Michelle A. Reid
Director of Environmental Justice
Executive Office of Energy and Environmental Affairs
100 Cambridge Street, Suite 900
Boston, MA 02114
Environmental Justice Project Highlights
MassDEP’s South Framingham Project
As one of the agencies charged with ensuring that the underlying principles of the Commonwealth’s Environmental Justice Policy are met, the Massachusetts Department of Environmental Protection’s Northeast Regional Office is devoting a portion of its staff in Fiscal Year 2015 to focus on environmental issues in South Framingham, Massachusetts...
2014: A Significant Year for Environmental Justice
In January 2010, Administrator Lisa P. Jackson made Expanding the Conversation on Environmentalism and Working for Environmental Justice an Agency priority. This priority was incorporated into the U.S. Environmental Protection Agency’s (EPA) Strategic Plan for 2011-2015. To implement this priority, EPA developed Plan EJ 2014 as the Agency’s roadmap for integrating environmental justice into its programs, policies, and activities.

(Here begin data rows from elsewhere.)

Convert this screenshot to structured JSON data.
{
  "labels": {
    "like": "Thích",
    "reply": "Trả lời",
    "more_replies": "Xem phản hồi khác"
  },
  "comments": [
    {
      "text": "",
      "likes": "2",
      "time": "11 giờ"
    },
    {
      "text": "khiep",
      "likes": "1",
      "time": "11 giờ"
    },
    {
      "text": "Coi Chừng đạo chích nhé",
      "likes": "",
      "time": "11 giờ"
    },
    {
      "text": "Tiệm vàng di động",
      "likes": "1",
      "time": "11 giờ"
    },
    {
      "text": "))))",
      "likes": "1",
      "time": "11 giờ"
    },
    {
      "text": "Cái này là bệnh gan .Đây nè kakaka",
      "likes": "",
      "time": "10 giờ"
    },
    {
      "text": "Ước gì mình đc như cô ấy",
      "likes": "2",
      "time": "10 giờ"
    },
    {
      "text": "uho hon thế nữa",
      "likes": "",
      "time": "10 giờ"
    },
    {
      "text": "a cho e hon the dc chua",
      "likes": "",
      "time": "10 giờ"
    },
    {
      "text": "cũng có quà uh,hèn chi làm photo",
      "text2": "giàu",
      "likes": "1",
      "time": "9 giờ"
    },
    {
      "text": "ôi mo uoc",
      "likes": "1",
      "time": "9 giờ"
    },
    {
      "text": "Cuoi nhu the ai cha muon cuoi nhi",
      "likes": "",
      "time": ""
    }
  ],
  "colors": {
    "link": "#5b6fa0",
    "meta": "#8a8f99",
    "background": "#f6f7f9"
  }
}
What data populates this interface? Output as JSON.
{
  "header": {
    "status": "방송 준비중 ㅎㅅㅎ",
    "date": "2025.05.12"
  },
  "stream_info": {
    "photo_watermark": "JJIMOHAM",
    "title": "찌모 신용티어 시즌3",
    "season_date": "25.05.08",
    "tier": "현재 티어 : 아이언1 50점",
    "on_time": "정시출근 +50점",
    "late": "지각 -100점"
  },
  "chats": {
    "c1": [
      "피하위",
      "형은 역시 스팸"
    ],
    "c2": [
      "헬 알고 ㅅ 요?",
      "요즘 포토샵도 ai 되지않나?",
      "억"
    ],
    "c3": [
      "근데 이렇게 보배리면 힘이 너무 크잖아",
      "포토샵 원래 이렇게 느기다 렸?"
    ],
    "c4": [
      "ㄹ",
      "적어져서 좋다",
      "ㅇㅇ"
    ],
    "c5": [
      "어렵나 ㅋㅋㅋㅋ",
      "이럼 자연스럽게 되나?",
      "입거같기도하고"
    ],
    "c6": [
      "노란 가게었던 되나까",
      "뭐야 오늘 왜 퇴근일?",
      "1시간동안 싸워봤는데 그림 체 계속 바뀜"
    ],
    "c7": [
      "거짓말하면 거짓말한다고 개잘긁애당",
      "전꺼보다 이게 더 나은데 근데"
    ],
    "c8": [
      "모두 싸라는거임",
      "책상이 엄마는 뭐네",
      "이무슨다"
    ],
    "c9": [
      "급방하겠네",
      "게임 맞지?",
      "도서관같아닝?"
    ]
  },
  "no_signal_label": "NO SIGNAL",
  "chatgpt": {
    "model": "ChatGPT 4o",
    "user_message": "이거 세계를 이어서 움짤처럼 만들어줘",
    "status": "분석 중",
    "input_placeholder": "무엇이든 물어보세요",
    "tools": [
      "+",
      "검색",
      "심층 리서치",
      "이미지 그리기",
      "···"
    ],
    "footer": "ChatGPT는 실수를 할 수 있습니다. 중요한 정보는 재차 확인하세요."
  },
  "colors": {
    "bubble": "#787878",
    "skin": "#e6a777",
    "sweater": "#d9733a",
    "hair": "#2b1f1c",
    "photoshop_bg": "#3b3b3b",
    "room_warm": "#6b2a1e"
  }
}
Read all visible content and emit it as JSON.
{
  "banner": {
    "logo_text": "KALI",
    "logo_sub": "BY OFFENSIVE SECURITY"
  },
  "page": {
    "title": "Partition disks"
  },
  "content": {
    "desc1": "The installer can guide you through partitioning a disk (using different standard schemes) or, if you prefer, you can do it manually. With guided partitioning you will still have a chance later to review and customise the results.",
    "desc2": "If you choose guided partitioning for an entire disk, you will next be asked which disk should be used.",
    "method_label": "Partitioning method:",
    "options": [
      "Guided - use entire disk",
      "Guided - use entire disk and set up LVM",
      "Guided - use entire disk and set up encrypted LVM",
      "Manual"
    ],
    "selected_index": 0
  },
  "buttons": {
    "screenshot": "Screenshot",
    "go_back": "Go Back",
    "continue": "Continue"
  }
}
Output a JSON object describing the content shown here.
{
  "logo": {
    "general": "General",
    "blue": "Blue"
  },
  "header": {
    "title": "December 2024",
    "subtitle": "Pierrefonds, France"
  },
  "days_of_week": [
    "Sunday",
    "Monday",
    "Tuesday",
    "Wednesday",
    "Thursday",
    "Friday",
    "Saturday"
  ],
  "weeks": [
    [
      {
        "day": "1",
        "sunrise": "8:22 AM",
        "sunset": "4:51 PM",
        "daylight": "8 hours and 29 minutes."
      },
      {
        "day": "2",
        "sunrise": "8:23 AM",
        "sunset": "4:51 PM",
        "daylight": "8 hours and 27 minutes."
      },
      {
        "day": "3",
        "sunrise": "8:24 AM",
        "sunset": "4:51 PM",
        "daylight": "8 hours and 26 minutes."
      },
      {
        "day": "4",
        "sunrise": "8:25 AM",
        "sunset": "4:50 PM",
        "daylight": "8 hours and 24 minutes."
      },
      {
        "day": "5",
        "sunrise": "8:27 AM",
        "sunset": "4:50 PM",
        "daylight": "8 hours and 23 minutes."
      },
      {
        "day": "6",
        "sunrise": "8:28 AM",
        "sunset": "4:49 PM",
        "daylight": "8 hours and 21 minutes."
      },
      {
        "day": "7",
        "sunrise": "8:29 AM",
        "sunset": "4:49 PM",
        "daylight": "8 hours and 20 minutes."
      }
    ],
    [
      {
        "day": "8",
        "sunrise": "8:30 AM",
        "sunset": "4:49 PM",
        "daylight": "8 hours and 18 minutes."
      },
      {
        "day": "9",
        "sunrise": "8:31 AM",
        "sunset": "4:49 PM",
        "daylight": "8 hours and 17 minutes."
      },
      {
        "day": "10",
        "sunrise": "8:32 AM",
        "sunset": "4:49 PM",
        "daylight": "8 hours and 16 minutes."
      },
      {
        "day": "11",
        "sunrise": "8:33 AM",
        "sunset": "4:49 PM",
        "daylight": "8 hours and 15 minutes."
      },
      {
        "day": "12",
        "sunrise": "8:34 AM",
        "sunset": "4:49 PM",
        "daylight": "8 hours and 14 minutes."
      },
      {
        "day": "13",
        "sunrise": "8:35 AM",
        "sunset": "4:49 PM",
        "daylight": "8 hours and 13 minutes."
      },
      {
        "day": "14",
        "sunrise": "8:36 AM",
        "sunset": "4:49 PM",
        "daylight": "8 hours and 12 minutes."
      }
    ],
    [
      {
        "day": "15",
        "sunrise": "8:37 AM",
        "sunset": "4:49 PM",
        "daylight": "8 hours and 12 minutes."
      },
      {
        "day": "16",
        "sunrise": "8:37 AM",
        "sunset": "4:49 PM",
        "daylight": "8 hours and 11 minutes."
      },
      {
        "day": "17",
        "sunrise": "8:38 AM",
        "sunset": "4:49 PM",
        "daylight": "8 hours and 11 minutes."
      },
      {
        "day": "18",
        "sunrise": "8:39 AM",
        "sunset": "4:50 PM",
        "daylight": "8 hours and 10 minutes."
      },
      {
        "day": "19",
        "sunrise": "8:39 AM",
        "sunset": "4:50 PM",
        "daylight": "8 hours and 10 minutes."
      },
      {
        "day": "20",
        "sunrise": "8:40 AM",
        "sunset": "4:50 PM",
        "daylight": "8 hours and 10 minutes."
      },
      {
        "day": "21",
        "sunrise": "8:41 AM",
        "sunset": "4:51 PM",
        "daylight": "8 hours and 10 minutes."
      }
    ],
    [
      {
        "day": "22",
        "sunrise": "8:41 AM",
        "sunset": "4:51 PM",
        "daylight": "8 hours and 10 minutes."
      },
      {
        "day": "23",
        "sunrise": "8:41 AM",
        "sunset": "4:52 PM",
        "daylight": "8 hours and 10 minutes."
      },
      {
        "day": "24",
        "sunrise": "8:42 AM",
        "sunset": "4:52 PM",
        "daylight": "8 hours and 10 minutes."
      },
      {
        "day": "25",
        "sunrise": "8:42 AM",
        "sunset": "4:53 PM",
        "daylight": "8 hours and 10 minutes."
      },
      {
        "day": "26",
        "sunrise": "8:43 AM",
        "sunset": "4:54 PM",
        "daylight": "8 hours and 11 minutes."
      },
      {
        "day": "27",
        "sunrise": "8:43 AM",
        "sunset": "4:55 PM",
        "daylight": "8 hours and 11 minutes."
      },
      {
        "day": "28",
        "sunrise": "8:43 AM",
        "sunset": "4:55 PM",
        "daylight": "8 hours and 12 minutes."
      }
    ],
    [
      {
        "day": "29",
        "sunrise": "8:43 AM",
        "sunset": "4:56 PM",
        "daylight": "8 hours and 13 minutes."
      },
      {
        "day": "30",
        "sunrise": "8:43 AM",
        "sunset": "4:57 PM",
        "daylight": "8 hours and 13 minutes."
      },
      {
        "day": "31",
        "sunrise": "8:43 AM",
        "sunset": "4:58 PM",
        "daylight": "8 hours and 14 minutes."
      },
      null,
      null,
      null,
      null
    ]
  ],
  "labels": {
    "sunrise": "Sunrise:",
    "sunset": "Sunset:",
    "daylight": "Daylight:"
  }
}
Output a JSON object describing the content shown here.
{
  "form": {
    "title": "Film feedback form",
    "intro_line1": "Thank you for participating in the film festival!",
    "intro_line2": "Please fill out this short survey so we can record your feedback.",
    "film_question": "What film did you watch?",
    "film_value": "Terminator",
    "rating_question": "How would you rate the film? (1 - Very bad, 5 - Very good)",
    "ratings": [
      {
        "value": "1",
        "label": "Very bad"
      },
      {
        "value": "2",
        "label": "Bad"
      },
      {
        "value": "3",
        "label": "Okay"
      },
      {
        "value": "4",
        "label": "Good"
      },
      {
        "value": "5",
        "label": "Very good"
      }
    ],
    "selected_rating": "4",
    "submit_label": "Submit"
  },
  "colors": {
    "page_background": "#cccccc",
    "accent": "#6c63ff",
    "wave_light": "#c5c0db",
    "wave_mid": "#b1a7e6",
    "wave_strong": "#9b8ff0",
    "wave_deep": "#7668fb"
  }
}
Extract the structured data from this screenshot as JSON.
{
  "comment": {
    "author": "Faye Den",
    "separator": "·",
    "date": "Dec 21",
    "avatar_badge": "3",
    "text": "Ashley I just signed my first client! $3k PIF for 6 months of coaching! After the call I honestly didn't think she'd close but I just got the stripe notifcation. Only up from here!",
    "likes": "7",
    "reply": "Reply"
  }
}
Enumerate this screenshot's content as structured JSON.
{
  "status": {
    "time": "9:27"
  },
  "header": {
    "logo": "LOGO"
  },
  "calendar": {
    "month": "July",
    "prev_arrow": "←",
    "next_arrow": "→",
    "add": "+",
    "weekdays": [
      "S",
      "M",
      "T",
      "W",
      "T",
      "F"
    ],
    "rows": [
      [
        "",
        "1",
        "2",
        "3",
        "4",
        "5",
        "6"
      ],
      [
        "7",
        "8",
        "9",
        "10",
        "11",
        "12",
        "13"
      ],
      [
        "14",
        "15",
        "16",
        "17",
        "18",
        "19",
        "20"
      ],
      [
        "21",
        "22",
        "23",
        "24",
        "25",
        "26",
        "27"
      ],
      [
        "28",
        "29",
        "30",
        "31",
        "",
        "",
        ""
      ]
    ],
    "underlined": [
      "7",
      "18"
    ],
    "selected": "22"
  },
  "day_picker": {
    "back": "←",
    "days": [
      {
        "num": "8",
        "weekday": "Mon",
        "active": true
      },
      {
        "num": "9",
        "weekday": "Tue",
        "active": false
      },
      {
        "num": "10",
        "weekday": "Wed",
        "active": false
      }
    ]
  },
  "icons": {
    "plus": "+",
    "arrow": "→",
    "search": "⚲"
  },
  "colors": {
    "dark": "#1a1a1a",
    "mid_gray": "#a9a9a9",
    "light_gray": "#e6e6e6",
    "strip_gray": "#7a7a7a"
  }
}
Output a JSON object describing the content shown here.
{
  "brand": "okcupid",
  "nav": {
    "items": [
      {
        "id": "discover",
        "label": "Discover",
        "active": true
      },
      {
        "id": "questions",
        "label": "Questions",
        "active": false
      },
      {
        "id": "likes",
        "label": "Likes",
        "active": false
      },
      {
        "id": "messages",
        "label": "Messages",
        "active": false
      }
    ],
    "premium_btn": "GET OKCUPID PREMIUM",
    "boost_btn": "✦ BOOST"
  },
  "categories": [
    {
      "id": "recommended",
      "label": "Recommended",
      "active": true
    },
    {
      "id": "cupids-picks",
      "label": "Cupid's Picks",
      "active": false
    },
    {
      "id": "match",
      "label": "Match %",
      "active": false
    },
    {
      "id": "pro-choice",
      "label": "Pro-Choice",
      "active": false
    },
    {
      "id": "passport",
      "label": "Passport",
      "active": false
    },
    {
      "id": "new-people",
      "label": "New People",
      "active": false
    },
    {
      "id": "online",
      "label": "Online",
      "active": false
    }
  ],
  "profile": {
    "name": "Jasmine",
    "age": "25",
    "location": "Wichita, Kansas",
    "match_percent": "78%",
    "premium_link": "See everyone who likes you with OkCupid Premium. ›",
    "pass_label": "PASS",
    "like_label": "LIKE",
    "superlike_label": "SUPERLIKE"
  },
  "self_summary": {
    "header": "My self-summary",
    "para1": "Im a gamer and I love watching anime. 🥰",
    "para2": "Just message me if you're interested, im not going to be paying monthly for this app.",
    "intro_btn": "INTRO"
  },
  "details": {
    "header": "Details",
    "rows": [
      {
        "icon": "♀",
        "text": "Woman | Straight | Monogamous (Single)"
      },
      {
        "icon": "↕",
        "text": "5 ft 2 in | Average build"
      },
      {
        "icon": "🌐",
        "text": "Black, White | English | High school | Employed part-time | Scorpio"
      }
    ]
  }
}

This priority recognizes that Title VI of the Civil Rights Act and EPA’s civil rights program is a critical component in advancing environmental justice.
Springfield Urban Compliance Initiative
In FY13, the MassDEP Western Regional Office completed an Urban Compliance Initiative in the Ward 1 area of Springfield, Massachusetts. The purpose of the initiative was to focus the resources of MassDEP and its partners to address quality-of-life issues related to environmental conditions.
Environmental Justice Translation Services
MassDEP can offer interpreter and translation services for the following languages:
MassDEP may be able to accommodate additional translation and interpreter services for limited English proficiency (LEP) groups that constitute the lesser of 5% of an Environmental Justice Population Area (minimum of 50 persons) or include 1,000 members. Please contact the Diversity Office.
Michelle Waters-Ekanem, Director of Diversity, firstname.lastname@example.org, 617-292-5751
Donald Gomes, Americans with Disabilities Act (ADA) Coordinator, email@example.com, 617-556-1057
Environmental Justice Laws & Executive Orders
Environmental Justice Executive Order No. 552
Signed on November 25, 2014.
Massachusetts Executive Office of Energy & Environmental Affairs
U.S. Executive Order 12898
United States Federal Executive Order 12898, "Federal Actions to Address Environmental Justice in Minority Populations and Low-Income Populations" (1994)
Title VI of the Civil Rights Act of 1964
U.S. Equal Employment Opportunity Commission
40 CFR Part 7 - Environmental Protection Agency
40 CFR Part 7 - Nondiscrimination in Programs Receiving Federal Assistance from the Environmental Protection Agency